◆ Instructions for the task
Every record must be repeated precisely as it stands.

● ● ● ●

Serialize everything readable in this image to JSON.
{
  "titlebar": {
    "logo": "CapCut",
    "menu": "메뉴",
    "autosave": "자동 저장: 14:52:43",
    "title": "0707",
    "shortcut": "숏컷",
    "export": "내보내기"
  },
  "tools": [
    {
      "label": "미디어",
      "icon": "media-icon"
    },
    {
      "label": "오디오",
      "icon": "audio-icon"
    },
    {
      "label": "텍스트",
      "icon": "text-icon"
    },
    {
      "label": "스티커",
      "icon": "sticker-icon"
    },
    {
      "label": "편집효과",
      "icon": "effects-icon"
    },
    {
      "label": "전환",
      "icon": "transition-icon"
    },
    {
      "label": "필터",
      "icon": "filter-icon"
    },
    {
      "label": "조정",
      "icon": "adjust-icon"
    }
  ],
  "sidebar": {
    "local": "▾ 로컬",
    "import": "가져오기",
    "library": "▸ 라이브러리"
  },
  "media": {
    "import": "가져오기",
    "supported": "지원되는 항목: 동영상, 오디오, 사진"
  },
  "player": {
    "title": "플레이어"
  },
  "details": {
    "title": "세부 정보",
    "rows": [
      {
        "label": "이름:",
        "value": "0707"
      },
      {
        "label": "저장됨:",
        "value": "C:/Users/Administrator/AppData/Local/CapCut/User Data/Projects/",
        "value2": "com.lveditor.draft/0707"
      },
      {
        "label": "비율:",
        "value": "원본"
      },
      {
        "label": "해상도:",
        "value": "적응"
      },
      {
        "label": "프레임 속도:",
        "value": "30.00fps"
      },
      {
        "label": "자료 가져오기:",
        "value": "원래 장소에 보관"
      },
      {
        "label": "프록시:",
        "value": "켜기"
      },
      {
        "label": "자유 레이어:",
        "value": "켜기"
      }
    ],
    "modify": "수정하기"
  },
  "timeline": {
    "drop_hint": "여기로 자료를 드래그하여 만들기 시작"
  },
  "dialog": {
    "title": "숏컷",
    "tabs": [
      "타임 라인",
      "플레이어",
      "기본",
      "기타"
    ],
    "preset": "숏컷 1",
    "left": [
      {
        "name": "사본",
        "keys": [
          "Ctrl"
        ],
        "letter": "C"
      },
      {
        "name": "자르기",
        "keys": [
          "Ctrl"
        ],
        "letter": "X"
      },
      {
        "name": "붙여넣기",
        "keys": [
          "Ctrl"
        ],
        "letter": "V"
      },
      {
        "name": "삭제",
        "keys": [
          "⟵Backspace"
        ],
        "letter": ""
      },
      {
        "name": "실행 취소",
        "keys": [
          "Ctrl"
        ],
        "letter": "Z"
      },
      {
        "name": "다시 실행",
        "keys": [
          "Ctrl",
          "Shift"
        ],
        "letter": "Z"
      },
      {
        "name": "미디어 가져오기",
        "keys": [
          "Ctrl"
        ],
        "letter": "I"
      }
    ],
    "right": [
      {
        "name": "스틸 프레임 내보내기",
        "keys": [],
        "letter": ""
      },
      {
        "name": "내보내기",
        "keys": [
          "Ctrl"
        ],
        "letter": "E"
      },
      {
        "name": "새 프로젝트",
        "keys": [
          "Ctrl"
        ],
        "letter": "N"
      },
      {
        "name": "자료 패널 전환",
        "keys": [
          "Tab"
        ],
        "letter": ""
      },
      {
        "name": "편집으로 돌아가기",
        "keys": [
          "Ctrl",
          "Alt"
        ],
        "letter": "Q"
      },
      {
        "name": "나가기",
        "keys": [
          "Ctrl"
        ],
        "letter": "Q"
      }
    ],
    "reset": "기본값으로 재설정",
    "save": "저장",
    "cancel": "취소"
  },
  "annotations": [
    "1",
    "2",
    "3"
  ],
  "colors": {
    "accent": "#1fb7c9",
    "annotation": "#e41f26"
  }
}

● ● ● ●

◆ Answer space
Serialize everything readable in this image to JSON.
{
  "titlebar": {
    "logo": "CapCut",
    "menu": "메뉴",
    "autosave": "자동 저장: 14:52:43",
    "title": "0707",
    "shortcut": "숏컷",
    "export": "내보내기"
  },
  "tools": [
    {
      "label": "미디어",
      "icon": "media-icon"
    },
    {
      "label": "오디오",
      "icon": "audio-icon"
    },
    {
      "label": "텍스트",
      "icon": "text-icon"
    },
    {
      "label": "스티커",
      "icon": "sticker-icon"
    },
    {
      "label": "편집효과",
      "icon": "effects-icon"
    },
    {
      "label": "전환",
      "icon": "transition-icon"
    },
    {
      "label": "필터",
      "icon": "filter-icon"
    },
    {
      "label": "조정",
      "icon": "adjust-icon"
    }
  ],
  "sidebar": {
    "local": "▾ 로컬",
    "import": "가져오기",
    "library": "▸ 라이브러리"
  },
  "media": {
    "import": "가져오기",
    "supported": "지원되는 항목: 동영상, 오디오, 사진"
  },
  "player": {
    "title": "플레이어"
  },
  "details": {
    "title": "세부 정보",
    "rows": [
      {
        "label": "이름:",
        "value": "0707"
      },
      {
        "label": "저장됨:",
        "value": "C:/Users/Administrator/AppData/Local/CapCut/User Data/Projects/",
        "value2": "com.lveditor.draft/0707"
      },
      {
        "label": "비율:",
        "value": "원본"
      },
      {
        "label": "해상도:",
        "value": "적응"
      },
      {
        "label": "프레임 속도:",
        "value": "30.00fps"
      },
      {
        "label": "자료 가져오기:",
        "value": "원래 장소에 보관"
      },
      {
        "label": "프록시:",
        "value": "켜기"
      },
      {
        "label": "자유 레이어:",
        "value": "켜기"
      }
    ],
    "modify": "수정하기"
  },
  "timeline": {
    "drop_hint": "여기로 자료를 드래그하여 만들기 시작"
  },
  "dialog": {
    "title": "숏컷",
    "tabs": [
      "타임 라인",
      "플레이어",
      "기본",
      "기타"
    ],
    "preset": "숏컷 1",
    "left": [
      {
        "name": "사본",
        "keys": [
          "Ctrl"
        ],
        "letter": "C"
      },
      {
        "name": "자르기",
        "keys": [
          "Ctrl"
        ],
        "letter": "X"
      },
      {
        "name": "붙여넣기",
        "keys": [
          "Ctrl"
        ],
        "letter": "V"
      },
      {
        "name": "삭제",
        "keys": [
          "⟵Backspace"
        ],
        "letter": ""
      },
      {
        "name": "실행 취소",
        "keys": [
          "Ctrl"
        ],
        "letter": "Z"
      },
      {
        "name": "다시 실행",
        "keys": [
          "Ctrl",
          "Shift"
        ],
        "letter": "Z"
      },
      {
        "name": "미디어 가져오기",
        "keys": [
          "Ctrl"
        ],
        "letter": "I"
      }
    ],
    "right": [
      {
        "name": "스틸 프레임 내보내기",
        "keys": [],
        "letter": ""
      },
      {
        "name": "내보내기",
        "keys": [
          "Ctrl"
        ],
        "letter": "E"
      },
      {
        "name": "새 프로젝트",
        "keys": [
          "Ctrl"
        ],
        "letter": "N"
      },
      {
        "name": "자료 패널 전환",
        "keys": [
          "Tab"
        ],
        "letter": ""
      },
      {
        "name": "편집으로 돌아가기",
        "keys": [
          "Ctrl",
          "Alt"
        ],
        "letter": "Q"
      },
      {
        "name": "나가기",
        "keys": [
          "Ctrl"
        ],
        "letter": "Q"
      }
    ],
    "reset": "기본값으로 재설정",
    "save": "저장",
    "cancel": "취소"
  },
  "annotations": [
    "1",
    "2",
    "3"
  ],
  "colors": {
    "accent": "#1fb7c9",
    "annotation": "#e41f26"
  }
}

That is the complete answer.